══ Source material

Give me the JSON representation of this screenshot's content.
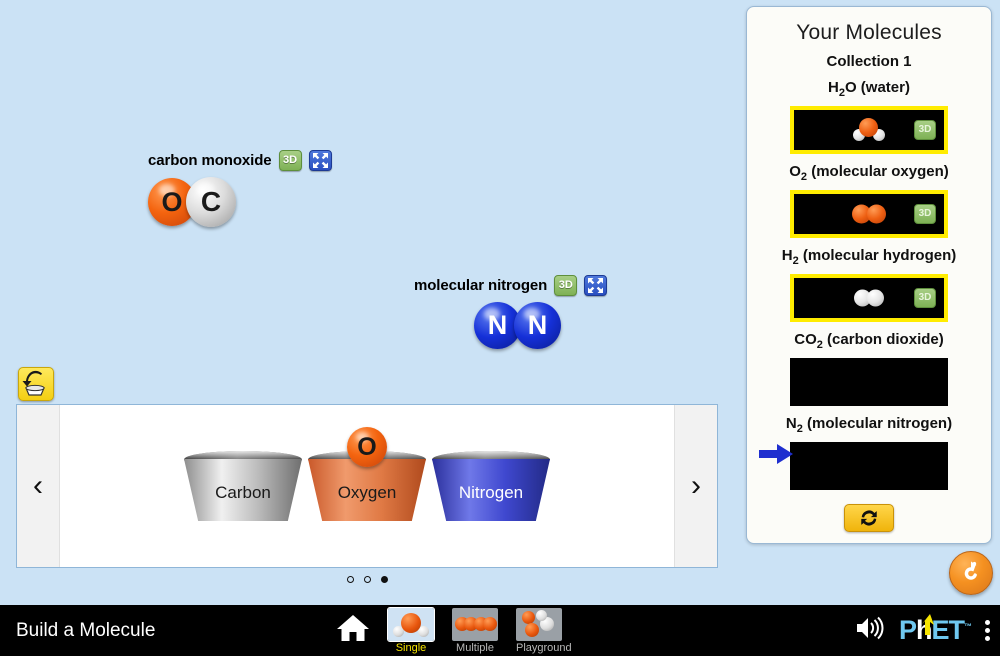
{
  "app": {
    "title": "Build a Molecule",
    "background_color": "#cbe2f5"
  },
  "play_area": {
    "molecules": [
      {
        "name": "carbon monoxide",
        "view_3d_label": "3D",
        "break_label": "break-apart",
        "atoms": [
          {
            "symbol": "O",
            "element": "oxygen",
            "color": "#f4640f"
          },
          {
            "symbol": "C",
            "element": "carbon",
            "color": "#dcdcdc"
          }
        ]
      },
      {
        "name": "molecular nitrogen",
        "view_3d_label": "3D",
        "break_label": "break-apart",
        "atoms": [
          {
            "symbol": "N",
            "element": "nitrogen",
            "color": "#1530d8"
          },
          {
            "symbol": "N",
            "element": "nitrogen",
            "color": "#1530d8"
          }
        ]
      }
    ],
    "return_button_label": "return atoms to kit"
  },
  "kit": {
    "prev_label": "‹",
    "next_label": "›",
    "buckets": [
      {
        "label": "Carbon",
        "element": "C",
        "color": "#bdbdbd",
        "atom_visible": false
      },
      {
        "label": "Oxygen",
        "element": "O",
        "color": "#e07a45",
        "atom_visible": true,
        "atom_symbol": "O"
      },
      {
        "label": "Nitrogen",
        "element": "N",
        "color": "#3f48cf",
        "atom_visible": false
      }
    ],
    "page_dots": [
      {
        "filled": false
      },
      {
        "filled": false
      },
      {
        "filled": true
      }
    ]
  },
  "collection": {
    "panel_title": "Your Molecules",
    "collection_name": "Collection 1",
    "refresh_label": "new collection",
    "items": [
      {
        "formula_html": "H<sub>2</sub>O (water)",
        "formula_text": "H2O (water)",
        "collected": true,
        "view_3d_label": "3D",
        "pointer": false
      },
      {
        "formula_html": "O<sub>2</sub> (molecular oxygen)",
        "formula_text": "O2 (molecular oxygen)",
        "collected": true,
        "view_3d_label": "3D",
        "pointer": false
      },
      {
        "formula_html": "H<sub>2</sub> (molecular hydrogen)",
        "formula_text": "H2 (molecular hydrogen)",
        "collected": true,
        "view_3d_label": "3D",
        "pointer": false
      },
      {
        "formula_html": "CO<sub>2</sub> (carbon dioxide)",
        "formula_text": "CO2 (carbon dioxide)",
        "collected": false,
        "view_3d_label": "",
        "pointer": false
      },
      {
        "formula_html": "N<sub>2</sub> (molecular nitrogen)",
        "formula_text": "N2 (molecular nitrogen)",
        "collected": false,
        "view_3d_label": "",
        "pointer": true
      }
    ]
  },
  "reset_all": {
    "label": "Reset All",
    "color": "#f59121"
  },
  "navbar": {
    "title": "Build a Molecule",
    "home_label": "Home",
    "screens": [
      {
        "label": "Single",
        "active": true
      },
      {
        "label": "Multiple",
        "active": false
      },
      {
        "label": "Playground",
        "active": false
      }
    ],
    "sound_label": "Sound",
    "logo": {
      "part1": "P",
      "part2": "h",
      "part3": "ET",
      "tm": "™"
    },
    "menu_label": "PhET Menu"
  }
}
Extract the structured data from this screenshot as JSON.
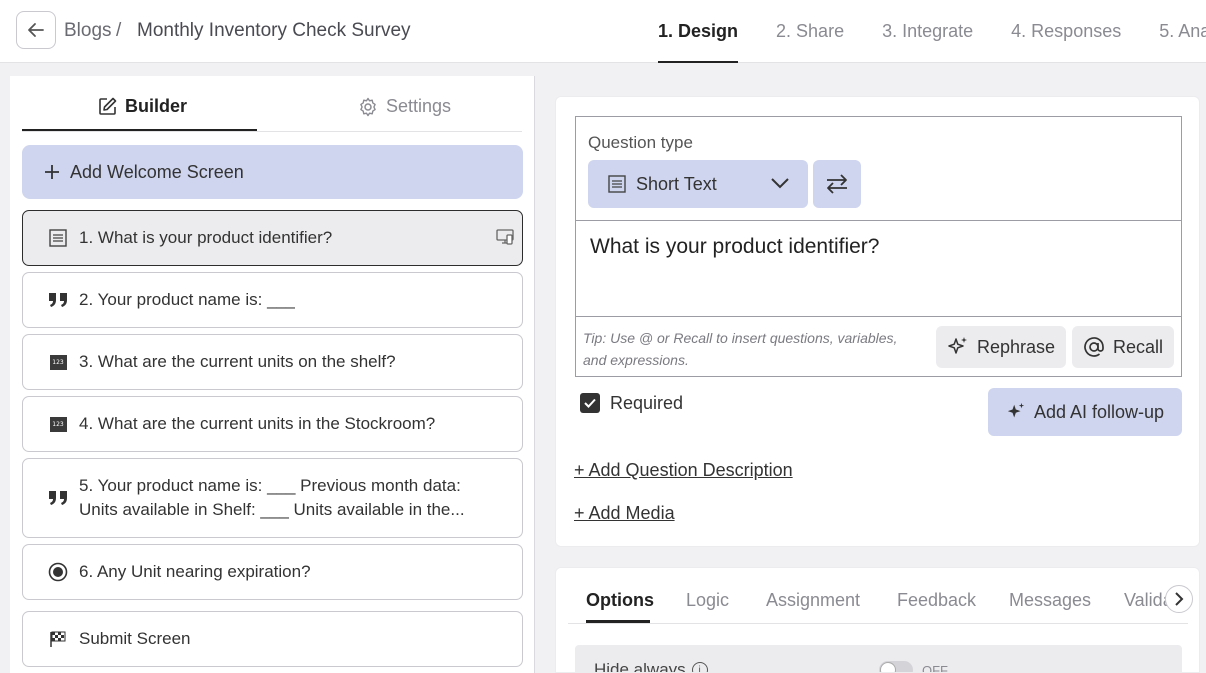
{
  "header": {
    "breadcrumb_root": "Blogs",
    "breadcrumb_sep": "/",
    "survey_title": "Monthly Inventory Check Survey",
    "steps": [
      {
        "label": "1. Design",
        "active": true
      },
      {
        "label": "2. Share"
      },
      {
        "label": "3. Integrate"
      },
      {
        "label": "4. Responses"
      },
      {
        "label": "5. Ana"
      }
    ]
  },
  "builder": {
    "tabs": {
      "builder": "Builder",
      "settings": "Settings"
    },
    "welcome_label": "Add Welcome Screen",
    "questions": [
      {
        "label": "1. What is your product identifier?",
        "icon": "short-text-icon",
        "selected": true
      },
      {
        "label": "2. Your product name is: ___",
        "icon": "quote-icon"
      },
      {
        "label": "3. What are the current units on the shelf?",
        "icon": "number-icon",
        "icon_text": "123"
      },
      {
        "label": "4. What are the current units in the Stockroom?",
        "icon": "number-icon",
        "icon_text": "123"
      },
      {
        "label": "5. Your product name is: ___   Previous month data: Units available in Shelf: ___   Units available in the...",
        "icon": "quote-icon"
      },
      {
        "label": "6. Any Unit nearing expiration?",
        "icon": "radio-icon"
      },
      {
        "label": "Submit Screen",
        "icon": "checkered-flag-icon"
      }
    ]
  },
  "editor": {
    "question_type_label": "Question type",
    "question_type_value": "Short Text",
    "question_title": "What is your product identifier?",
    "tip": "Tip: Use @ or Recall to insert questions, variables, and expressions.",
    "rephrase_label": "Rephrase",
    "recall_label": "Recall",
    "required_label": "Required",
    "required_checked": true,
    "ai_followup_label": "Add AI follow-up",
    "add_description_label": "+ Add Question Description",
    "add_media_label": "+ Add Media"
  },
  "options": {
    "tabs": [
      "Options",
      "Logic",
      "Assignment",
      "Feedback",
      "Messages",
      "Valida"
    ],
    "active_tab": "Options",
    "hide_always_label": "Hide always",
    "hide_always_state": "OFF"
  },
  "colors": {
    "accent_light": "#cfd5ee",
    "text_dark": "#222222",
    "muted": "#8a8a92"
  }
}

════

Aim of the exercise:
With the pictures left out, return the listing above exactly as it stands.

Your response:
Give me the JSON representation of this screenshot's content.
{
  "app": {
    "title": "Build a Molecule",
    "background_color": "#cbe2f5"
  },
  "play_area": {
    "molecules": [
      {
        "name": "carbon monoxide",
        "view_3d_label": "3D",
        "break_label": "break-apart",
        "atoms": [
          {
            "symbol": "O",
            "element": "oxygen",
            "color": "#f4640f"
          },
          {
            "symbol": "C",
            "element": "carbon",
            "color": "#dcdcdc"
          }
        ]
      },
      {
        "name": "molecular nitrogen",
        "view_3d_label": "3D",
        "break_label": "break-apart",
        "atoms": [
          {
            "symbol": "N",
            "element": "nitrogen",
            "color": "#1530d8"
          },
          {
            "symbol": "N",
            "element": "nitrogen",
            "color": "#1530d8"
          }
        ]
      }
    ],
    "return_button_label": "return atoms to kit"
  },
  "kit": {
    "prev_label": "‹",
    "next_label": "›",
    "buckets": [
      {
        "label": "Carbon",
        "element": "C",
        "color": "#bdbdbd",
        "atom_visible": false
      },
      {
        "label": "Oxygen",
        "element": "O",
        "color": "#e07a45",
        "atom_visible": true,
        "atom_symbol": "O"
      },
      {
        "label": "Nitrogen",
        "element": "N",
        "color": "#3f48cf",
        "atom_visible": false
      }
    ],
    "page_dots": [
      {
        "filled": false
      },
      {
        "filled": false
      },
      {
        "filled": true
      }
    ]
  },
  "collection": {
    "panel_title": "Your Molecules",
    "collection_name": "Collection 1",
    "refresh_label": "new collection",
    "items": [
      {
        "formula_html": "H<sub>2</sub>O (water)",
        "formula_text": "H2O (water)",
        "collected": true,
        "view_3d_label": "3D",
        "pointer": false
      },
      {
        "formula_html": "O<sub>2</sub> (molecular oxygen)",
        "formula_text": "O2 (molecular oxygen)",
        "collected": true,
        "view_3d_label": "3D",
        "pointer": false
      },
      {
        "formula_html": "H<sub>2</sub> (molecular hydrogen)",
        "formula_text": "H2 (molecular hydrogen)",
        "collected": true,
        "view_3d_label": "3D",
        "pointer": false
      },
      {
        "formula_html": "CO<sub>2</sub> (carbon dioxide)",
        "formula_text": "CO2 (carbon dioxide)",
        "collected": false,
        "view_3d_label": "",
        "pointer": false
      },
      {
        "formula_html": "N<sub>2</sub> (molecular nitrogen)",
        "formula_text": "N2 (molecular nitrogen)",
        "collected": false,
        "view_3d_label": "",
        "pointer": true
      }
    ]
  },
  "reset_all": {
    "label": "Reset All",
    "color": "#f59121"
  },
  "navbar": {
    "title": "Build a Molecule",
    "home_label": "Home",
    "screens": [
      {
        "label": "Single",
        "active": true
      },
      {
        "label": "Multiple",
        "active": false
      },
      {
        "label": "Playground",
        "active": false
      }
    ],
    "sound_label": "Sound",
    "logo": {
      "part1": "P",
      "part2": "h",
      "part3": "ET",
      "tm": "™"
    },
    "menu_label": "PhET Menu"
  }
}
Extract the structured data from this screenshot as JSON.
{
  "header": {
    "breadcrumb_root": "Blogs",
    "breadcrumb_sep": "/",
    "survey_title": "Monthly Inventory Check Survey",
    "steps": [
      {
        "label": "1. Design",
        "active": true
      },
      {
        "label": "2. Share"
      },
      {
        "label": "3. Integrate"
      },
      {
        "label": "4. Responses"
      },
      {
        "label": "5. Ana"
      }
    ]
  },
  "builder": {
    "tabs": {
      "builder": "Builder",
      "settings": "Settings"
    },
    "welcome_label": "Add Welcome Screen",
    "questions": [
      {
        "label": "1. What is your product identifier?",
        "icon": "short-text-icon",
        "selected": true
      },
      {
        "label": "2. Your product name is: ___",
        "icon": "quote-icon"
      },
      {
        "label": "3. What are the current units on the shelf?",
        "icon": "number-icon",
        "icon_text": "123"
      },
      {
        "label": "4. What are the current units in the Stockroom?",
        "icon": "number-icon",
        "icon_text": "123"
      },
      {
        "label": "5. Your product name is: ___   Previous month data: Units available in Shelf: ___   Units available in the...",
        "icon": "quote-icon"
      },
      {
        "label": "6. Any Unit nearing expiration?",
        "icon": "radio-icon"
      },
      {
        "label": "Submit Screen",
        "icon": "checkered-flag-icon"
      }
    ]
  },
  "editor": {
    "question_type_label": "Question type",
    "question_type_value": "Short Text",
    "question_title": "What is your product identifier?",
    "tip": "Tip: Use @ or Recall to insert questions, variables, and expressions.",
    "rephrase_label": "Rephrase",
    "recall_label": "Recall",
    "required_label": "Required",
    "required_checked": true,
    "ai_followup_label": "Add AI follow-up",
    "add_description_label": "+ Add Question Description",
    "add_media_label": "+ Add Media"
  },
  "options": {
    "tabs": [
      "Options",
      "Logic",
      "Assignment",
      "Feedback",
      "Messages",
      "Valida"
    ],
    "active_tab": "Options",
    "hide_always_label": "Hide always",
    "hide_always_state": "OFF"
  },
  "colors": {
    "accent_light": "#cfd5ee",
    "text_dark": "#222222",
    "muted": "#8a8a92"
  }
}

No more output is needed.